  5. https://core.ac.uk/download/pdf/144455106.pdf
  6. Professor Yasuhiro Okudaira notes a misnomer in the use of the word "Emperor" to describe the nation's living state symbol. In Okudaira's view, the word "Emperor" ceased to be applicable when Japan ceased to be an empire under the 1947 Constitution. "Thus, for example, Imperial University of Tokyo became merely University of Tokyo" after World War II. He would apparently have the word tennō directly taken for English use (just as there is no common English word for "sushi". Yasuhiro Okudaira, "Forty Years of the Constitution and its Various Influences: Japanese, American, and European" in Luney and Takahashi, Japanese Constitutional Law (Univ. Tokyo Press, 1993), pp. 1–38, at 4.
  7. "DPJ leader Ozawa hands in resignation over grand coalition controversy – Japan News Review". japannewsreview.com. Archived from the original on 9 November 2007. Retrieved 17 March 2018.
  8. The Japan Times http://search.japantimes.co.jp/cgi-bin/nn20080924x1.html. Retrieved 17 March 2018. Missing or empty |title= (help)
  9. "Critical election to come - The Japan Times". japantimes.co.jp. Retrieved 17 March 2018.
  10. Archived 5 June 2010 at the Wayback Machine
  11. "Japan's new PM Naoto Kan names cabinet". The Daily Telegraph. 8 June 2010. Retrieved 17 March 2018.
  12. The Japan Times http://search.japantimes.co.jp/cgi-bin/nn20110902x1.html. Retrieved 17 March 2018. Missing or empty |title= (help)
  13. http://www3.nhk.or.jp/daily/english/20121216_39.html%5B%5D
  14. http://www.japantimes.co.jp/text/nn20121226x1.html
  15. "Archived copy". Archived from the original on 24 December 2014. Retrieved 24 December 2014.CS1 maint: archived copy as title (link)
  16. "Shinzo Abe gains big victory in Japan election". Financial Times. 22 October 2017.
  17. https://www.bbc.com/news/world-asia-41329669
  18. https://edition.cnn.com/2017/10/22/asia/japan-election-results/index.html
  19. https://edition.cnn.com/2019/07/22/asia/japan-election-result-intl-hnk/index.html
  20. "Shinzo Abe: Japan's PM resigns for health reasons". BBC News. 28 August 2020.
  21. v
  22. https://www.bbc.com/news/world-asia-54172461
  23. "Japan PM Suga may curb tourism campaign to fight COVID-19 as approval rating drops". CNA. Retrieved 29 April 2021.

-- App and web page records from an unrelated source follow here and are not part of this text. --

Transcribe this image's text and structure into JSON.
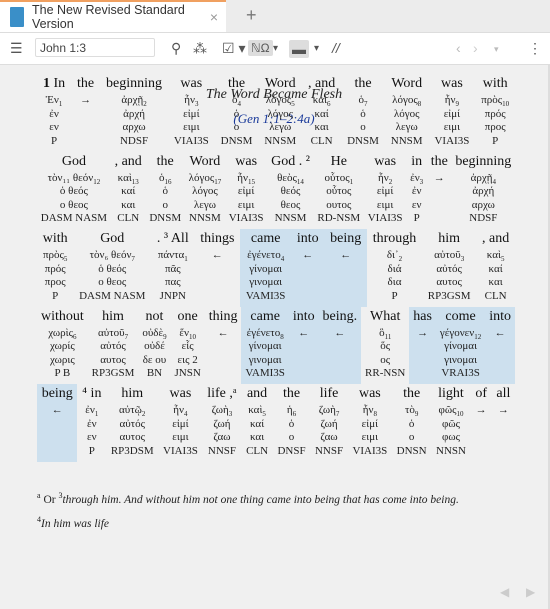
{
  "tab": {
    "title": "The New Revised Standard Version",
    "close": "×",
    "new": "+"
  },
  "toolbar": {
    "reference": "John 1:3"
  },
  "heading": "The Word Became Flesh",
  "xref": "(Gen 1:1–2:4a)",
  "accent": "#cde0ee",
  "lines": [
    [
      {
        "en": "In",
        "v": "1",
        "g": [
          "Ἐν",
          "1",
          "ἐν",
          "εν",
          "P"
        ]
      },
      {
        "en": "the",
        "g": [
          "→",
          "",
          "",
          "",
          ""
        ]
      },
      {
        "en": "beginning",
        "g": [
          "ἀρχῇ",
          "2",
          "ἀρχή",
          "αρχω",
          "NDSF"
        ]
      },
      {
        "en": "was",
        "g": [
          "ἦν",
          "3",
          "εἰμί",
          "ειμι",
          "VIAI3S"
        ]
      },
      {
        "en": "the",
        "g": [
          "ὁ",
          "4",
          "ὁ",
          "ο",
          "DNSM"
        ]
      },
      {
        "en": "Word",
        "g": [
          "λόγος",
          "5",
          "λόγος",
          "λεγω",
          "NNSM"
        ]
      },
      {
        "en": ", and",
        "g": [
          "καὶ",
          "6",
          "καί",
          "και",
          "CLN"
        ]
      },
      {
        "en": "the",
        "g": [
          "ὁ",
          "7",
          "ὁ",
          "ο",
          "DNSM"
        ]
      },
      {
        "en": "Word",
        "g": [
          "λόγος",
          "8",
          "λόγος",
          "λεγω",
          "NNSM"
        ]
      },
      {
        "en": "was",
        "g": [
          "ἦν",
          "9",
          "εἰμί",
          "ειμι",
          "VIAI3S"
        ]
      },
      {
        "en": "with",
        "g": [
          "πρὸς",
          "10",
          "πρός",
          "προς",
          "P"
        ]
      }
    ],
    [
      {
        "en": "God",
        "g": [
          "τὸν₁₁ θεόν",
          "12",
          "ὁ θεός",
          "ο θεος",
          "DASM NASM"
        ]
      },
      {
        "en": ", and",
        "g": [
          "καὶ",
          "13",
          "καί",
          "και",
          "CLN"
        ]
      },
      {
        "en": "the",
        "g": [
          "ὁ",
          "16",
          "ὁ",
          "ο",
          "DNSM"
        ]
      },
      {
        "en": "Word",
        "g": [
          "λόγος",
          "17",
          "λόγος",
          "λεγω",
          "NNSM"
        ]
      },
      {
        "en": "was",
        "g": [
          "ἦν",
          "15",
          "εἰμί",
          "ειμι",
          "VIAI3S"
        ]
      },
      {
        "en": "God . ²",
        "g": [
          "θεὸς",
          "14",
          "θεός",
          "θεος",
          "NNSM"
        ]
      },
      {
        "en": "He",
        "g": [
          "οὗτος",
          "1",
          "οὗτος",
          "ουτος",
          "RD-NSM"
        ]
      },
      {
        "en": "was",
        "g": [
          "ἦν",
          "2",
          "εἰμί",
          "ειμι",
          "VIAI3S"
        ]
      },
      {
        "en": "in",
        "g": [
          "ἐν",
          "3",
          "ἐν",
          "εν",
          "P"
        ]
      },
      {
        "en": "the",
        "g": [
          "→",
          "",
          "",
          "",
          ""
        ]
      },
      {
        "en": "beginning",
        "g": [
          "ἀρχῇ",
          "4",
          "ἀρχή",
          "αρχω",
          "NDSF"
        ]
      }
    ],
    [
      {
        "en": "with",
        "g": [
          "πρὸς",
          "5",
          "πρός",
          "προς",
          "P"
        ]
      },
      {
        "en": "God",
        "g": [
          "τὸν₆ θεόν",
          "7",
          "ὁ θεός",
          "ο θεος",
          "DASM NASM"
        ]
      },
      {
        "en": ". ³ All",
        "g": [
          "πάντα",
          "1",
          "πᾶς",
          "πας",
          "JNPN"
        ]
      },
      {
        "en": "things",
        "g": [
          "←",
          "",
          "",
          "",
          ""
        ]
      },
      {
        "en": "came",
        "hl": true,
        "g": [
          "ἐγένετο",
          "4",
          "γίνομαι",
          "γινομαι",
          "VAMI3S"
        ]
      },
      {
        "en": "into",
        "hl": true,
        "g": [
          "←",
          "",
          "",
          "",
          ""
        ]
      },
      {
        "en": "being",
        "hl": true,
        "g": [
          "←",
          "",
          "",
          "",
          ""
        ]
      },
      {
        "en": "through",
        "g": [
          "δι᾽",
          "2",
          "διά",
          "δια",
          "P"
        ]
      },
      {
        "en": "him",
        "g": [
          "αὐτοῦ",
          "3",
          "αὐτός",
          "αυτος",
          "RP3GSM"
        ]
      },
      {
        "en": ", and",
        "g": [
          "καὶ",
          "5",
          "καί",
          "και",
          "CLN"
        ]
      }
    ],
    [
      {
        "en": "without",
        "g": [
          "χωρὶς",
          "6",
          "χωρίς",
          "χωρις",
          "P B"
        ]
      },
      {
        "en": "him",
        "g": [
          "αὐτοῦ",
          "7",
          "αὐτός",
          "αυτος",
          "RP3GSM"
        ]
      },
      {
        "en": "not",
        "g": [
          "οὐδὲ",
          "9",
          "οὐδέ",
          "δε ου",
          "BN"
        ]
      },
      {
        "en": "one",
        "g": [
          "ἕν",
          "10",
          "εἷς",
          "εις 2",
          "JNSN"
        ]
      },
      {
        "en": "thing",
        "g": [
          "←",
          "",
          "",
          "",
          ""
        ]
      },
      {
        "en": "came",
        "hl": true,
        "g": [
          "ἐγένετο",
          "8",
          "γίνομαι",
          "γινομαι",
          "VAMI3S"
        ]
      },
      {
        "en": "into",
        "hl": true,
        "g": [
          "←",
          "",
          "",
          "",
          ""
        ]
      },
      {
        "en": "being.",
        "hl": true,
        "g": [
          "←",
          "",
          "",
          "",
          ""
        ]
      },
      {
        "en": "What",
        "g": [
          "ὃ",
          "11",
          "ὅς",
          "ος",
          "RR-NSN"
        ]
      },
      {
        "en": "has",
        "hl": true,
        "g": [
          "→",
          "",
          "",
          "",
          ""
        ]
      },
      {
        "en": "come",
        "hl": true,
        "g": [
          "γέγονεν",
          "12",
          "γίνομαι",
          "γινομαι",
          "VRAI3S"
        ]
      },
      {
        "en": "into",
        "hl": true,
        "g": [
          "←",
          "",
          "",
          "",
          ""
        ]
      }
    ],
    [
      {
        "en": "being",
        "hl": true,
        "g": [
          "←",
          "",
          "",
          "",
          ""
        ]
      },
      {
        "en": "⁴ in",
        "g": [
          "ἐν",
          "1",
          "ἐν",
          "εν",
          "P"
        ]
      },
      {
        "en": "him",
        "g": [
          "αὐτῷ",
          "2",
          "αὐτός",
          "αυτος",
          "RP3DSM"
        ]
      },
      {
        "en": "was",
        "g": [
          "ἦν",
          "4",
          "εἰμί",
          "ειμι",
          "VIAI3S"
        ]
      },
      {
        "en": "life ,ᵃ",
        "g": [
          "ζωὴ",
          "3",
          "ζωή",
          "ζαω",
          "NNSF"
        ]
      },
      {
        "en": "and",
        "g": [
          "καὶ",
          "5",
          "καί",
          "και",
          "CLN"
        ]
      },
      {
        "en": "the",
        "g": [
          "ἡ",
          "6",
          "ὁ",
          "ο",
          "DNSF"
        ]
      },
      {
        "en": "life",
        "g": [
          "ζωὴ",
          "7",
          "ζωή",
          "ζαω",
          "NNSF"
        ]
      },
      {
        "en": "was",
        "g": [
          "ἦν",
          "8",
          "εἰμί",
          "ειμι",
          "VIAI3S"
        ]
      },
      {
        "en": "the",
        "g": [
          "τὸ",
          "9",
          "ὁ",
          "ο",
          "DNSN"
        ]
      },
      {
        "en": "light",
        "g": [
          "φῶς",
          "10",
          "φῶς",
          "φως",
          "NNSN"
        ]
      },
      {
        "en": "of",
        "g": [
          "→",
          "",
          "",
          "",
          ""
        ]
      },
      {
        "en": "all",
        "g": [
          "→",
          "",
          "",
          "",
          ""
        ]
      }
    ]
  ],
  "footnote": {
    "mark": "a",
    "lead": "Or ",
    "v3": "3",
    "text1": "through him. And without him not one thing came into being that has come into being.",
    "v4": "4",
    "text2": "In him was life"
  }
}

  24. "Virus surge, by-election losses put Suga's future in question". Japan Today. Retrieved 29 April 2021.
  25. "Net Official Development Assistance In 2004" (PDF). (32.9 KiB), Organisation for Economic Co-operation and Development, 11 April 2005. Retrieved 14 May 2006.

Further reading